If the laws on the books had been reasonably enforced, and if a majority of immigrants had shown a minimum amount of respect for the country that gave them a place to live, we would not have gotten in a situation where 50%+ of the population in an area *only* speaks a language other than English in the first place. Again, I have no beef with people speaking a language other than English, even conducting business in it, I have a problem when I find myself in an area of the USA where *nobody* (or a small fraction) speaks English and I cannot conduct business (or ask for directions) in English. I realize I start to sound like a Republican and that makes me uncomfortable...
I am an immigrant myself, but I would not have considered coming to the USA (or any other country) without having first a basic proficiency in English (or the local language) and improving it once here. I certainly would not have expected (or demanded) that the government generates instructions and forms in any language other than English, or provide a translator. I made it a point to be proficient in English and I would not have come if I had not been able to achieve that. I observe that for those who may not know English before coming here, the local college provides very inexpensive classes for "English as a Second Language" and that many people do take advantage of those, so even if you end up in the US under duress and do not speak English, there is no reason for not learning English once you are here.
I deplore that obviously many do not have such standards or do not take advantage of these classes, but I am not sure we can fix it at this point.

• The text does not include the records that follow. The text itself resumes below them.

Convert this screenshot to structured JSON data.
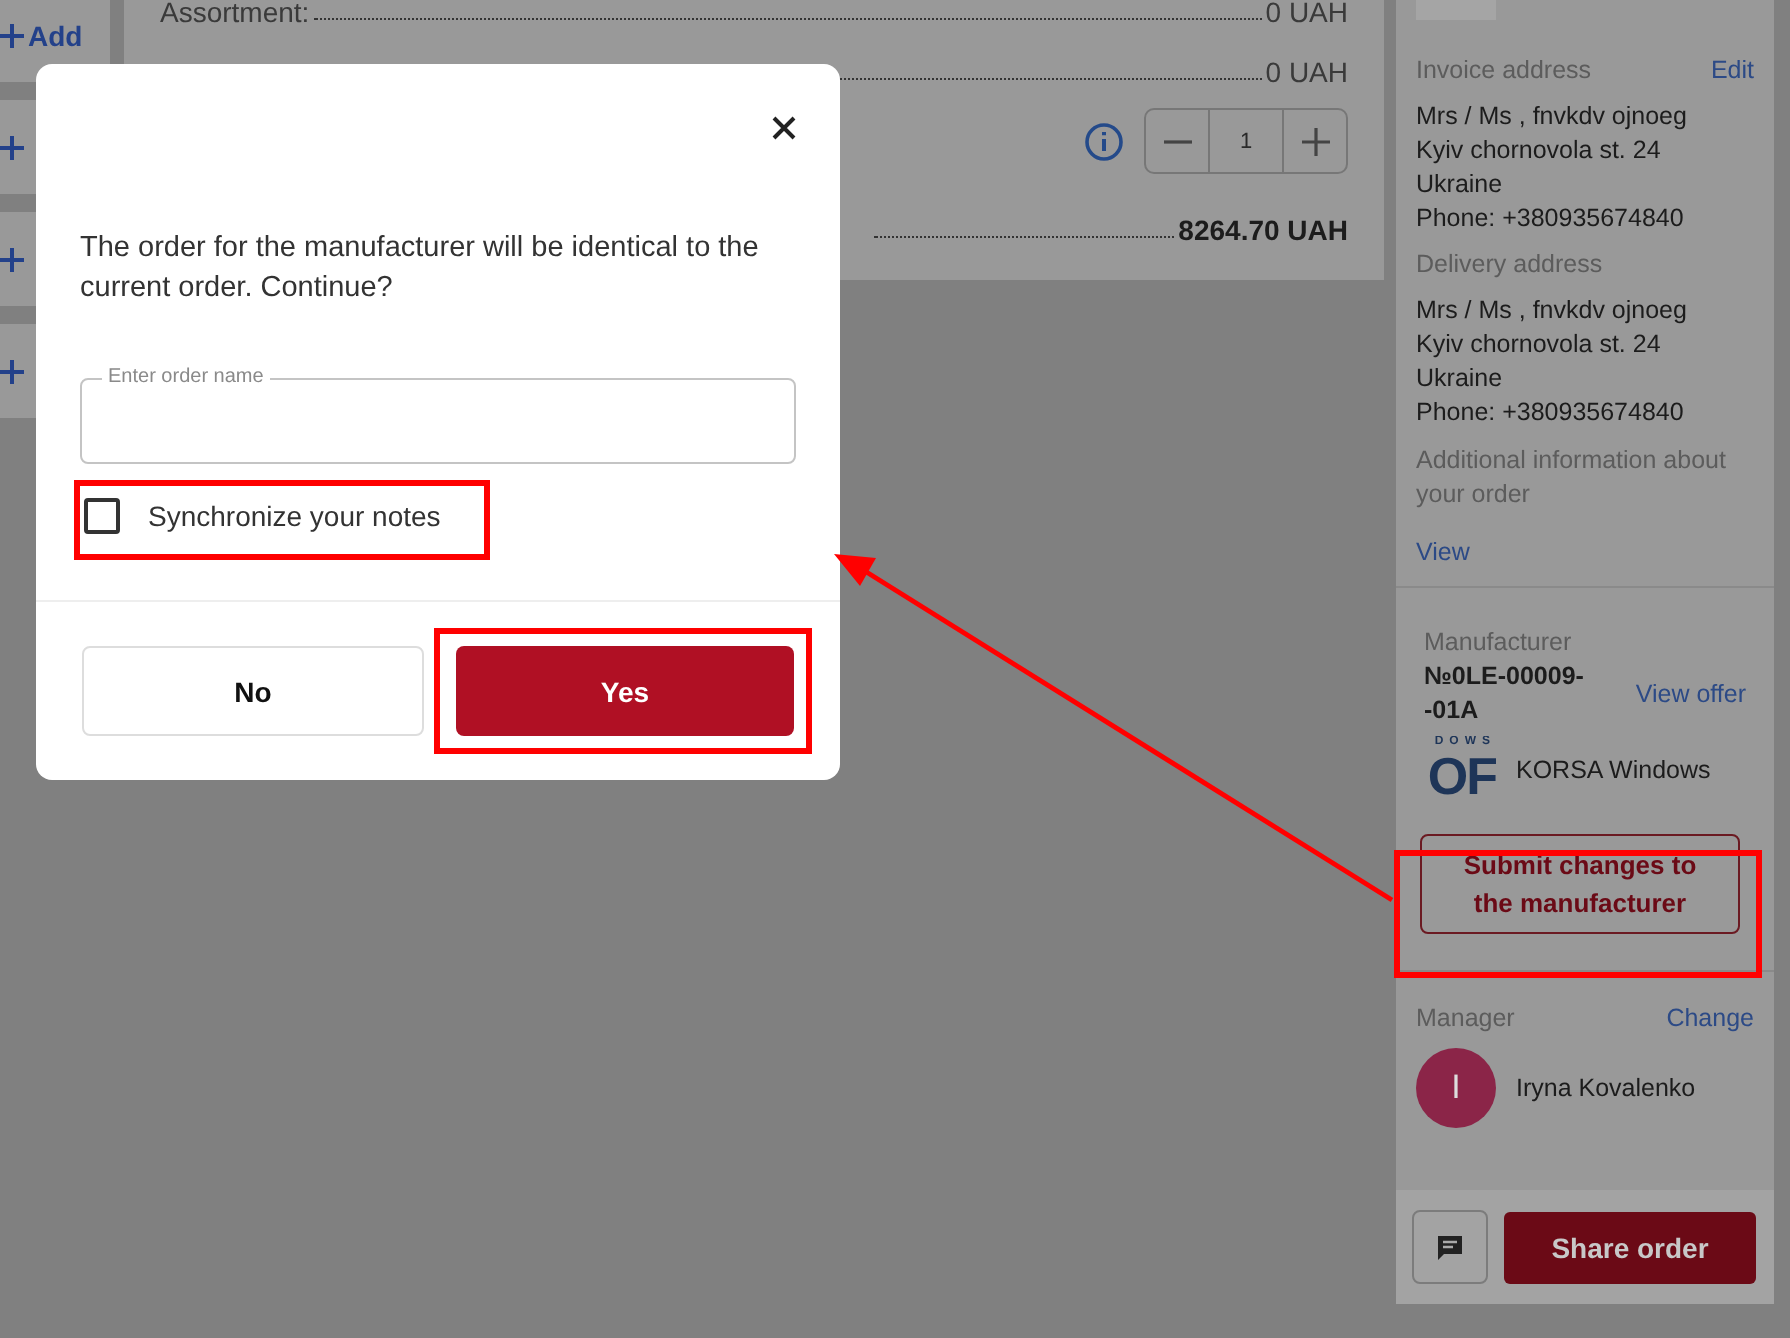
{
  "add_buttons": [
    {
      "kind": "labeled",
      "label": "Add"
    },
    {
      "kind": "icon"
    },
    {
      "kind": "icon"
    },
    {
      "kind": "icon"
    }
  ],
  "summary": {
    "rows": [
      {
        "kind": "line",
        "label": "Assortment:",
        "value": "0 UAH"
      },
      {
        "kind": "line",
        "value": "0 UAH"
      },
      {
        "kind": "quantity",
        "value": "1"
      },
      {
        "kind": "total",
        "value": "8264.70 UAH"
      }
    ]
  },
  "sidebar": {
    "invoice": {
      "title": "Invoice address",
      "action": "Edit",
      "lines": [
        "Mrs / Ms , fnvkdv ojnoeg",
        "Kyiv chornovola st. 24",
        "Ukraine",
        "Phone: +380935674840"
      ]
    },
    "delivery": {
      "title": "Delivery address",
      "lines": [
        "Mrs / Ms , fnvkdv ojnoeg",
        "Kyiv chornovola st. 24",
        "Ukraine",
        "Phone: +380935674840"
      ]
    },
    "additional": {
      "title": "Additional information about your order",
      "action": "View"
    },
    "manufacturer": {
      "title": "Manufacturer",
      "number": "№0LE-00009-\n-01A",
      "action": "View offer",
      "logo_top": "DOWS",
      "logo_main": "OF",
      "name": "KORSA Windows",
      "submit": "Submit changes to the manufacturer"
    },
    "manager": {
      "title": "Manager",
      "action": "Change",
      "initial": "I",
      "name": "Iryna Kovalenko"
    },
    "share": "Share order"
  },
  "modal": {
    "message": "The order for the manufacturer will be identical to the current order. Continue?",
    "field": {
      "placeholder": "Enter order name"
    },
    "checkbox": {
      "label": "Synchronize your notes",
      "checked": false
    },
    "buttons": [
      {
        "kind": "secondary",
        "label": "No"
      },
      {
        "kind": "primary",
        "label": "Yes"
      }
    ]
  }
}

The issue with the banks or hospitals is different since no taxpayer money is involved. The issue is not that they cater to their foreign customers, what bothers me is that they do not even say "for Spanish, press 9" in English. How hard can it be for a Spanish speaking customer of a US bank to recognize the sound of "for Spanish, press 9"? This one is more of a gripe than anything, but it is the most apparent and one that I find offensive because of the pervasiveness of it where I live (north-west Florida, even though the Spanish fraction of the local population is much smaller here than in the rest of the state). I understand in other parts of the country it may be different. That is a personal thing I suppose.